Flags were ordered to fly at half-mast across the city Sunday as D.C. residents reflected on the tumultuous career of political legend and revered former mayor Marion Barry.
Barry died early Sunday morning of hypertensive cardiovascular disease at age 78, and will be remembered, in part, as a two-time mayor who helped transform the District from a crime-riddled city to a thriving metropolitan area.
Over his 16 years as the city’s top leader, he created a surplus in the District’s budget, supervised intermittent real estate booms and improved the city’s sanitation infrastructure and government efficiency.
Since 2005, Barry was serving as a member of the D.C. Council representing Ward 8. He also represented the same ward in the 1990s.
Stephen Joel Trachtenberg, who served as University president when Barry was a Council member and mayor, said Barry was, for most of his career, a “very positive force” for the city.
“While he wasn’t specifically helpful to GW, he helped in a collateral way,” Trachtenberg said. “As he enhanced quality of life in city, he made the University’s situation better.”
But unemployment and crime skyrocketed during Barry’s tenure as he laid off thousands of Metropolitan Police Department officers to foster surpluses. D.C. experienced its peak of 479 homicides in 1991, the Washington Post reported. The city soon became known as America’s “murder capital,” the New York Times reported.
In 1990, Barry was videotaped smoking crack cocaine, and later served six months in a federal prison for possession.
“What you have is man sort of like a character in a Greek tragedy. He had moments of greatness but also times when he fell,” Trachtenberg said. “Was he a perfect saint? No. But he did far more good than what his human flaws took away.”
Barry remained widely popular and, in 1994, he was again elected mayor.
“The things I like to express to people about Marion aren’t his personal issues,” said senior Markus Batchelor, who was recently elected to a spot on a Ward 8 Advisory Neighborhood Commission. “Marion from day one until his last day cared about people in need, and that’s his legacy.”
Batchelor, who grew up in the historically troubled ward, remembered feeling inspired by Barry’s “unapologetic dedication” to “the last and the lost” of Southeast D.C.
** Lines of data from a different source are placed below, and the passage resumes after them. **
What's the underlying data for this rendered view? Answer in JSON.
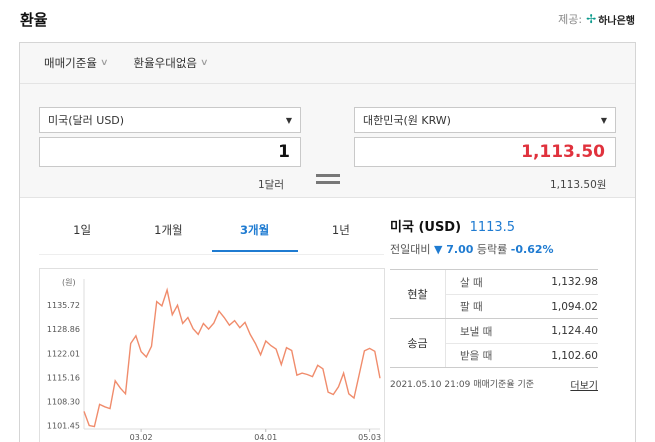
{
  "header": {
    "title": "환율",
    "provider_label": "제공:",
    "provider_name": "하나은행"
  },
  "options": {
    "base_rate": "매매기준율",
    "no_discount": "환율우대없음"
  },
  "converter": {
    "from_currency": "미국(달러 USD)",
    "to_currency": "대한민국(원 KRW)",
    "from_amount": "1",
    "to_amount": "1,113.50",
    "from_text": "1달러",
    "to_text": "1,113.50원"
  },
  "tabs": [
    "1일",
    "1개월",
    "3개월",
    "1년"
  ],
  "info": {
    "currency": "미국 (USD)",
    "rate": "1113.5",
    "prev_label": "전일대비",
    "change": "▼ 7.00",
    "ratio_label": "등락률",
    "ratio": "-0.62%"
  },
  "rates": {
    "cash": {
      "label": "현찰",
      "buy_label": "살 때",
      "buy": "1,132.98",
      "sell_label": "팔 때",
      "sell": "1,094.02"
    },
    "remit": {
      "label": "송금",
      "send_label": "보낼 때",
      "send": "1,124.40",
      "receive_label": "받을 때",
      "receive": "1,102.60"
    }
  },
  "footer": {
    "timestamp": "2021.05.10 21:09",
    "basis": "매매기준율 기준",
    "more": "더보기"
  },
  "chart_data": {
    "type": "line",
    "unit_label": "(원)",
    "y_ticks": [
      1101.45,
      1108.3,
      1115.16,
      1122.01,
      1128.86,
      1135.72
    ],
    "x_ticks": [
      "03.02",
      "04.01",
      "05.03"
    ],
    "ylim": [
      1100.5,
      1142
    ],
    "line_color": "#f08c6c",
    "values": [
      1105.5,
      1101.5,
      1101.2,
      1107.5,
      1106.8,
      1106.3,
      1114.2,
      1112.1,
      1110.5,
      1124.8,
      1127.0,
      1122.5,
      1121.0,
      1124.0,
      1136.7,
      1135.5,
      1140.0,
      1133.0,
      1135.7,
      1130.5,
      1132.2,
      1129.0,
      1127.4,
      1130.5,
      1128.9,
      1130.6,
      1134.0,
      1132.2,
      1130.0,
      1131.3,
      1129.3,
      1130.8,
      1127.4,
      1124.8,
      1121.6,
      1125.5,
      1124.2,
      1123.2,
      1118.8,
      1123.6,
      1122.8,
      1115.8,
      1116.4,
      1116.0,
      1115.4,
      1118.6,
      1117.6,
      1111.0,
      1110.3,
      1112.5,
      1116.4,
      1110.5,
      1109.3,
      1116.0,
      1122.7,
      1123.4,
      1122.6,
      1114.9
    ],
    "x_tick_index": [
      11,
      35,
      55
    ]
  }
}
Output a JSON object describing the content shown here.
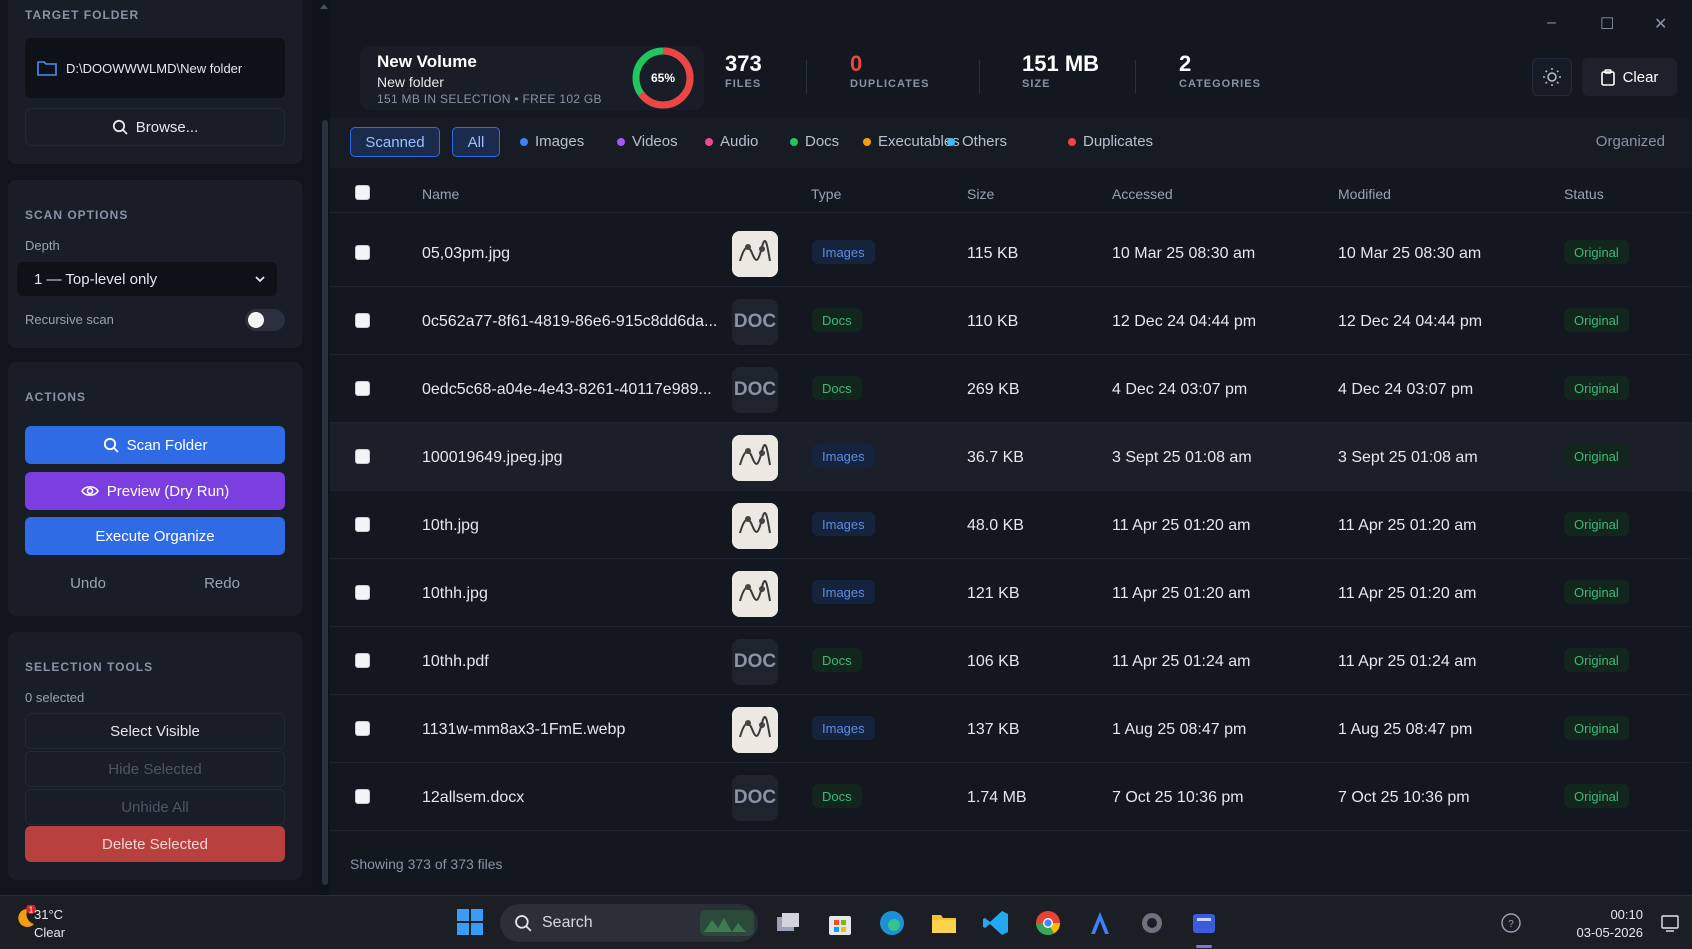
{
  "sidebar": {
    "target_folder": {
      "title": "TARGET FOLDER",
      "path": "D:\\DOOWWWLMD\\New folder",
      "browse_label": "Browse..."
    },
    "scan_options": {
      "title": "SCAN OPTIONS",
      "depth_label": "Depth",
      "depth_value": "1 — Top-level only",
      "recursive_label": "Recursive scan",
      "recursive_on": false
    },
    "actions": {
      "title": "ACTIONS",
      "scan": "Scan Folder",
      "preview": "Preview (Dry Run)",
      "execute": "Execute Organize",
      "undo": "Undo",
      "redo": "Redo"
    },
    "selection": {
      "title": "SELECTION TOOLS",
      "count": "0 selected",
      "select_visible": "Select Visible",
      "hide_selected": "Hide Selected",
      "unhide_all": "Unhide All",
      "delete_selected": "Delete Selected"
    }
  },
  "window_controls": {
    "minimize": "–",
    "maximize": "☐",
    "close": "✕"
  },
  "volume": {
    "title": "New Volume",
    "subtitle": "New folder",
    "meta": "151 MB IN SELECTION • FREE 102 GB",
    "used_percent": 65,
    "used_label": "65%"
  },
  "stats": [
    {
      "value": "373",
      "label": "FILES",
      "color": "#ffffff"
    },
    {
      "value": "0",
      "label": "DUPLICATES",
      "color": "#ef4444"
    },
    {
      "value": "151 MB",
      "label": "SIZE",
      "color": "#ffffff"
    },
    {
      "value": "2",
      "label": "CATEGORIES",
      "color": "#ffffff"
    }
  ],
  "toolbar": {
    "clear_label": "Clear",
    "theme_icon": "sun-icon"
  },
  "tabs": {
    "scanned": "Scanned",
    "all": "All",
    "organized": "Organized"
  },
  "filters": [
    {
      "label": "Images",
      "color": "#3b82f6"
    },
    {
      "label": "Videos",
      "color": "#a855f7"
    },
    {
      "label": "Audio",
      "color": "#ec4899"
    },
    {
      "label": "Docs",
      "color": "#22c55e"
    },
    {
      "label": "Executables",
      "color": "#f59e0b"
    },
    {
      "label": "Others",
      "color": "#38bdf8"
    },
    {
      "label": "Duplicates",
      "color": "#ef4444"
    }
  ],
  "table": {
    "columns": {
      "name": "Name",
      "type": "Type",
      "size": "Size",
      "accessed": "Accessed",
      "modified": "Modified",
      "status": "Status"
    },
    "rows": [
      {
        "name": "05,03pm.jpg",
        "thumb": "img",
        "type": "Images",
        "size": "115 KB",
        "accessed": "10 Mar 25 08:30 am",
        "modified": "10 Mar 25 08:30 am",
        "status": "Original"
      },
      {
        "name": "0c562a77-8f61-4819-86e6-915c8dd6da...",
        "thumb": "DOC",
        "type": "Docs",
        "size": "110 KB",
        "accessed": "12 Dec 24 04:44 pm",
        "modified": "12 Dec 24 04:44 pm",
        "status": "Original"
      },
      {
        "name": "0edc5c68-a04e-4e43-8261-40117e989...",
        "thumb": "DOC",
        "type": "Docs",
        "size": "269 KB",
        "accessed": "4 Dec 24 03:07 pm",
        "modified": "4 Dec 24 03:07 pm",
        "status": "Original"
      },
      {
        "name": "100019649.jpeg.jpg",
        "thumb": "img",
        "type": "Images",
        "size": "36.7 KB",
        "accessed": "3 Sept 25 01:08 am",
        "modified": "3 Sept 25 01:08 am",
        "status": "Original"
      },
      {
        "name": "10th.jpg",
        "thumb": "img",
        "type": "Images",
        "size": "48.0 KB",
        "accessed": "11 Apr 25 01:20 am",
        "modified": "11 Apr 25 01:20 am",
        "status": "Original"
      },
      {
        "name": "10thh.jpg",
        "thumb": "img",
        "type": "Images",
        "size": "121 KB",
        "accessed": "11 Apr 25 01:20 am",
        "modified": "11 Apr 25 01:20 am",
        "status": "Original"
      },
      {
        "name": "10thh.pdf",
        "thumb": "DOC",
        "type": "Docs",
        "size": "106 KB",
        "accessed": "11 Apr 25 01:24 am",
        "modified": "11 Apr 25 01:24 am",
        "status": "Original"
      },
      {
        "name": "1131w-mm8ax3-1FmE.webp",
        "thumb": "img",
        "type": "Images",
        "size": "137 KB",
        "accessed": "1 Aug 25 08:47 pm",
        "modified": "1 Aug 25 08:47 pm",
        "status": "Original"
      },
      {
        "name": "12allsem.docx",
        "thumb": "DOC",
        "type": "Docs",
        "size": "1.74 MB",
        "accessed": "7 Oct 25 10:36 pm",
        "modified": "7 Oct 25 10:36 pm",
        "status": "Original"
      }
    ],
    "footer": "Showing 373 of 373 files"
  },
  "taskbar": {
    "temp": "31°C",
    "condition": "Clear",
    "weather_badge": "1",
    "search_label": "Search",
    "time": "00:10",
    "date": "03-05-2026"
  }
}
“He was hyper-involved, and wasn’t afraid to stand up and be their spokesperson, their voice box,” Batchelor said. “Down to the end, he was always a fighter.”
The Ward 8 native said Barry’s reforms and policies crafted the D.C. that exists today, which he called the “icing on the cake” for students applying to GW.
Barry was a visible leader in the Civil Rights Movement, and delivered the keynote address for Jesse Jackson at the 1984 Democratic National Convention. Even before the end of his mayoral career, he was dubbed “Mayor for Life” by D.C. residents across all eight wards, a nickname that became the title of his memoir.
“Through a storied, at times tumultuous life and career, he earned the love and respect of countless Washingtonians,” President Barack Obama said in a statement.
Mayor Vincent Gray, an alumnus, promised “official ceremonies worthy of a true statesman” for Barry.
A funeral procession will likely be held after the Thanksgiving weekend, which the Post reported may be held at the Verizon Center or the Walter E. Washington Convention Center.
“In the years to come, historians will sort his life out in ways that are hard to do,” Trachtenberg said. “Like all of us, Marion Barry was a complex character. There was Marion the guy, and there was Marion the mayor. But he was still a capable man with his multiple responsibilities.”